CZ’s Bren 2 Ms carbine released earlier this year is a much evolved version of the 805 Bren. That rifle was closely based on the selective-fire 805 Bren that debuted in 2015, designed to meet the requirements of the Czech military. Well made, rugged and reliable, the 805 Bren carbine was burdened by ergonomic and functional quirks, excess weight, mediocre accuracy, an outdated rail-type fore-end and a bolt carrier that could not be field stripped completely.
The Bren 2, in contrast, was designed with significant input from CZ’s U.S.-based importer, and except for the rifle’s accuracy, corrects each of these shortcomings resulting in a serious contender for one’s home-defense battery and close-quarter engagements.

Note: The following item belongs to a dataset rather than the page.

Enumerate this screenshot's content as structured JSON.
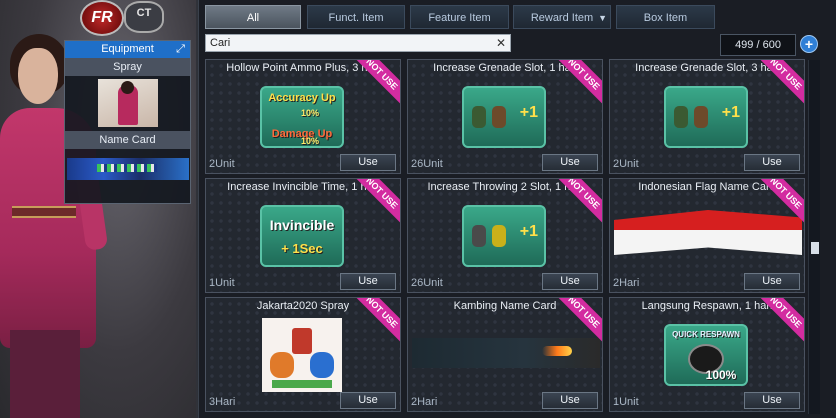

CZ-USA sells several pistol variants of the Bren 2 in 7.62x39 mm and 5.56 NATO, but the carbine tested here is only offered in 5.56. The Bren 2 carbine uses a short-stroke, gas-piston system with a seven-lug, rotating bolt that resembles that of the AR-15, and it feeds from AR-15-style magazines. Dimensionally, it measures 35.6 inches with the stock open, 28 inches with it folded and at 7.3 pounds, weighs 1 pound, 2 ounces less than the 805 Bren.
The serial-numbered upper receiver is made from an anodized aluminum 7075 billet and joins with a carbon-fiber/polymer lower containing the fire-control parts and magazine well. The cold-hammer-forged barrel is .689-inch in diameter (slightly less than the .72-inch diameter of my Bushmaster AR-15 HBAR), has a 1:7-inch twist and is topped with a two-chamber compensator. Steel parts are nitride finished.
The Bren 2’s 11.5-inch aluminum fore-end has M-Lok slots on three sides and a Picatinny rail on top. It is user-changeable by removing four Torx-head screws. The carbon-fiber/polymer buttstock folds to the right and has four settings, offering a length-of-pull between 12 and 14.88 inches. When folded, the buttstock secures itself against the plastic brass deflector behind the ejection port. The Bren 2 operates with the stock folded, but removing it renders the rifle non-functional because the stock secures the rear of the lower receiver to the upper.
The gas regulator has three settings: normal, adverse conditions (for use only if cycling is sluggish from firing underpowered ammo or with a dirty action) and closed for manual cycling.
Controls on the Bren 2 are considerably improved over its predecessor’s, which were generally awkward to use. The charging handle is non-reciprocating, reversible and can be used as a forward assist to remedy an out-of-battery stoppage. Bilateral safety levers have a 45-degree throw and can be engaged with the gun cocked or not—a definite improvement over the AR-15.
The action locks open after the last round is fired, but the bolt can also be locked rearward or released using an AR-15-style paddle lever or a two-position, ambidextrous switch inside the trigger guard. The magazine can be released using a large, right-side button or a left-side lever easily accessible to the trigger finger.
Adequate crinkle texturing on the pistol grip provides solid purchase, and the grip contains a hinged compartment to stow spare batteries. Its backstrap can be replaced by drifting out a 1/8-inch pin if you wish to adjust your trigger reach. Sling mounts are aplenty, with two non-rotational QD sling sockets and a two-slot sling plate at the rear of the upper receiver that fits a 1-inch-wide sling or to attach sling clips. There are also two QD sockets located at the rear of the buttstock.
The Bren 2 cycled without any stoppages in slightly more than400 rounds of various loads from numerous manufacturers. To assess accuracy, I mounted a Leupold Mark IV 8.5-25x50 mm scope and fired at 100 yards with the rifle in a Caldwell Precision Turret Rest. Like the 805 Bren I tested prior, the Bren 2 shot 55-grain FMJ practice loads slightly better or practically equal to match-grade ammo loaded with heavier bullets despite its relatively fast 1:7-inch twist rate. The factory three-shot test target using 55-grain Sellier & Bellot ammo—which CZ-USA believes was shot from a machine rest—seems to validate my average five-shot group of 2.75 inches using Federal AE223.
As for this rifle’s handling, the ergonomic improvements over the 805 Bren are evident in all respects. The rifle is not muzzle heavy, the safety readily activates with the thumb or index finger and the other controls are accessible and easily engaged by right- and left-handed shooters even when wearing lightweight gloves. The trigger has a pull weight of a comparatively light 3 pounds, 6 ounces and had a fair amount of take-up and overtravel. The wide trigger face, however, makes the trigger’s resistance feel even less. Accordingly, prepping the trigger by removing the slack, then holding before the break is a technique that requires practice to become proficient at speed.
One ergonomic area to improve is the stock’s comb height that could be higher or adjustable to make mounting the rifle quicker and more repeatable when using traditional riflescopes or optical sights. Overall, though, the Bren 2’s upgrades make for a much-improved carbine.